As they and other members of their team work toward narrowing down suspects - not an easy task given the well-known nastiness of the dead woman - another victim turns up in an under-construction chalet, together with a clue that ties the two murders together. Given that blizzard conditions prevent all but emergency comings and goings, it becomes clear that the murderer is in their midst; and when yet another body gets zapped, they realize they're dealing with a serial killer.
Everyone, including Wolfe's daughters, get their heads together to speculate on the killer's motive in hopes of preventing yet another ugly incident. As a team, they all work well together - even honoring professional responsibilities during a spat between two lovers that would make a junior high student cringe - but the killer's identity remains elusive. As an aside, though, I had to wonder why on earth Kane is sometimes called "Uncle Dave" and other times "Uncle Kane" by the girls - like, who calls an uncle by his last name)? But hey, maybe that was explained in a previous book.

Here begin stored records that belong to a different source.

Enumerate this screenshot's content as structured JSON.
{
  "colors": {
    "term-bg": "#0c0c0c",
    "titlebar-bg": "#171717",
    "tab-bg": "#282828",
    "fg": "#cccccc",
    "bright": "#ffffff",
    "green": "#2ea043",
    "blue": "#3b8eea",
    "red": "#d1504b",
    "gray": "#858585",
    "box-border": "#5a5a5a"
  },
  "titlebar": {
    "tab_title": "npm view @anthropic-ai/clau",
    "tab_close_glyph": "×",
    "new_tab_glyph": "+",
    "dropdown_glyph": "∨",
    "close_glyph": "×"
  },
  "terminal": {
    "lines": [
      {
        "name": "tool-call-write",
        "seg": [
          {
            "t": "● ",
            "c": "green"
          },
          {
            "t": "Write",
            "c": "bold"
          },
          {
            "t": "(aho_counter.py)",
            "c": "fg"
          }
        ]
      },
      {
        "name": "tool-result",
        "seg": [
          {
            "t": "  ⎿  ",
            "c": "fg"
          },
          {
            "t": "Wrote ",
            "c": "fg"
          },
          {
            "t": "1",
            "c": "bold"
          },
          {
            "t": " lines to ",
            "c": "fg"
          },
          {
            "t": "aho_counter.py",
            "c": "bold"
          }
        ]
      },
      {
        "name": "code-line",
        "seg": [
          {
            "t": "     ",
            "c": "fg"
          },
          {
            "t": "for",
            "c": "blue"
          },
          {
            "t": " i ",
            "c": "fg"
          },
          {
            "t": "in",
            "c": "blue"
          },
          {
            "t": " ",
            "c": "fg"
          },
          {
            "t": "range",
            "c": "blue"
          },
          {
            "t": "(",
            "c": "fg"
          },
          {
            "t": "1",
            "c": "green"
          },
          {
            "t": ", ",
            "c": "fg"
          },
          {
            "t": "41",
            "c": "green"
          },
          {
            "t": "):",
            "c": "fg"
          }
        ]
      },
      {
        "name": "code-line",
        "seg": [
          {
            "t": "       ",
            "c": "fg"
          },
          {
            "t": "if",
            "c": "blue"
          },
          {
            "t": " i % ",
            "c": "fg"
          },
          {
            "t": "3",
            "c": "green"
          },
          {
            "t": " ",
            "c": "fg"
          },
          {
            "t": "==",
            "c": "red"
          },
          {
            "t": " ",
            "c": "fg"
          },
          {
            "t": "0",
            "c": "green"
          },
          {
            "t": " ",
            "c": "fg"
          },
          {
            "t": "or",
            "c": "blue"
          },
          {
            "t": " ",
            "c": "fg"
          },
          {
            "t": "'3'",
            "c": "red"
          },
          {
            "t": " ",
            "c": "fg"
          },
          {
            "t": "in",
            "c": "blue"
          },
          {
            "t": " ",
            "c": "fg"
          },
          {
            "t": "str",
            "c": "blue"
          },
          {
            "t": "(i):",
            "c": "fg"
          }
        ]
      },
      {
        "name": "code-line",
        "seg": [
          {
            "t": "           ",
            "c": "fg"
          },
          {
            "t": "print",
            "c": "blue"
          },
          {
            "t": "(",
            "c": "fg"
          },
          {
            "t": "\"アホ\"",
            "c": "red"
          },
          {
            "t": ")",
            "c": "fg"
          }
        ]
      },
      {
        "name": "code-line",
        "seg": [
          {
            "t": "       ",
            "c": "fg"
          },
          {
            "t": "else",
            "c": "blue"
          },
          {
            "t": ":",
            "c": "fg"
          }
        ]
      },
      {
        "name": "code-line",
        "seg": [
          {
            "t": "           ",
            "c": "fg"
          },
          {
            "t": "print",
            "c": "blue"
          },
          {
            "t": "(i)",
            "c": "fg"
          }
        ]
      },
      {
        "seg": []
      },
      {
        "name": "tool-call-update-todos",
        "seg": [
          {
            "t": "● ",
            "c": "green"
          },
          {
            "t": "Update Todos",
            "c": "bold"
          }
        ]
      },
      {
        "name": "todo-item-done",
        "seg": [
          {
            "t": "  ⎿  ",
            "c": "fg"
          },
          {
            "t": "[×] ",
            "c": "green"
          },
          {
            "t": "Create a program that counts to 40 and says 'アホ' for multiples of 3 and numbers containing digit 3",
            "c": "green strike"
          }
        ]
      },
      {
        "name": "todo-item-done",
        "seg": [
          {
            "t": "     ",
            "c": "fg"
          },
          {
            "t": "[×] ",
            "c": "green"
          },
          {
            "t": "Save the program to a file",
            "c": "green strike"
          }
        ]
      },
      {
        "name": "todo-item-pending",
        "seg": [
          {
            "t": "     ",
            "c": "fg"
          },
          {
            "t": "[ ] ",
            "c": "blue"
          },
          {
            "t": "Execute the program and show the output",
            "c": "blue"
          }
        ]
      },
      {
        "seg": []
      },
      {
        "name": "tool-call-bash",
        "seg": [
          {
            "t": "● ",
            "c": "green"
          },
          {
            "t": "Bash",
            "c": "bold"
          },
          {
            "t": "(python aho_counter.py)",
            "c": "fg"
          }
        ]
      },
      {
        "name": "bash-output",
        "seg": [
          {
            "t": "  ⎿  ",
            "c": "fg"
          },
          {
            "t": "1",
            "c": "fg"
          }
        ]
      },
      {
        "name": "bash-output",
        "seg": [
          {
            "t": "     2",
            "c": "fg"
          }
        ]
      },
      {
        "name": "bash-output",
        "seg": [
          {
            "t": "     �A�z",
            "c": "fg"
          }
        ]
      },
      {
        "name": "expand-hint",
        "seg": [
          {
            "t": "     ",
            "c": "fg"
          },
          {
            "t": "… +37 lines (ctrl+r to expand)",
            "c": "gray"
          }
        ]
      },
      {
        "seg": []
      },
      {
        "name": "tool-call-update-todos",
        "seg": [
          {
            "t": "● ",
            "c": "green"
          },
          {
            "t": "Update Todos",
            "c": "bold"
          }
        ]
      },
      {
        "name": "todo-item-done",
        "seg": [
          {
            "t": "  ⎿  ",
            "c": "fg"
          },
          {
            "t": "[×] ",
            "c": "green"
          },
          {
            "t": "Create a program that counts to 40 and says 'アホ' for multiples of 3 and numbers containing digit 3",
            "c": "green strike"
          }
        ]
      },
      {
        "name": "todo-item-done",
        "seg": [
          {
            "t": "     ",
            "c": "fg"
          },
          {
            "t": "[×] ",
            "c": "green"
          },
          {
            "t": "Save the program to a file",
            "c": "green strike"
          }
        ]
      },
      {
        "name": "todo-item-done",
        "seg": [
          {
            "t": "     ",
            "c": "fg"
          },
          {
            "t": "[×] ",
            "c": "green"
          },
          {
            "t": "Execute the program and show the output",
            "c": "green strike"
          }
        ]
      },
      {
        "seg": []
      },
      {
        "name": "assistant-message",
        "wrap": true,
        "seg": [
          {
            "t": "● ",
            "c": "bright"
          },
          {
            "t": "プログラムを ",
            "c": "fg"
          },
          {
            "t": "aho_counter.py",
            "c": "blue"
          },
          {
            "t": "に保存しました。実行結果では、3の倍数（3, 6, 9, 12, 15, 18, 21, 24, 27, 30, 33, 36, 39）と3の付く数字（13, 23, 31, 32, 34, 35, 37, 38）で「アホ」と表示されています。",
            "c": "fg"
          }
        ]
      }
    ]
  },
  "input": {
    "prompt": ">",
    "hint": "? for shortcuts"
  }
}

In between "regular" chapters, readers get the musings from the clearly deranged killer himself (or herself - the investigative team realizes that the methods of death could be accomplished by either sex). It is here, too, that readers learn the killer has set sights not only on a select list of victims, but on a team member as well. Can the good guys and gals figure out who the culprit is before the unthinkable happens and one of their own goes down for the count?
As this exciting race to the finish plays out, it's clear that pains are being taken to keep readers guessing whether the killer is male or female. That process, sorry to say, triggered one of my grammar hot buttons: Pairing a plural pronoun with a singular antecedent. An example (my words): "I saw someone get off the elevator, but I didn't recognize 'them'." No, no, a thousand times NO (which has to be close to the number of times it happens in the book, which is why I'm compelled to mention it; once or twice I could overlook). That took a big bite out of my enjoyment of this book, although I still recommend it to others because it's a well-thought-out, interesting story. Thanks to the publisher, via NetGalley, for allowing me to read and review a pre-release copy.
Fallen Angel by D.K. Hood (Bookouture, November 2021); 232 pp.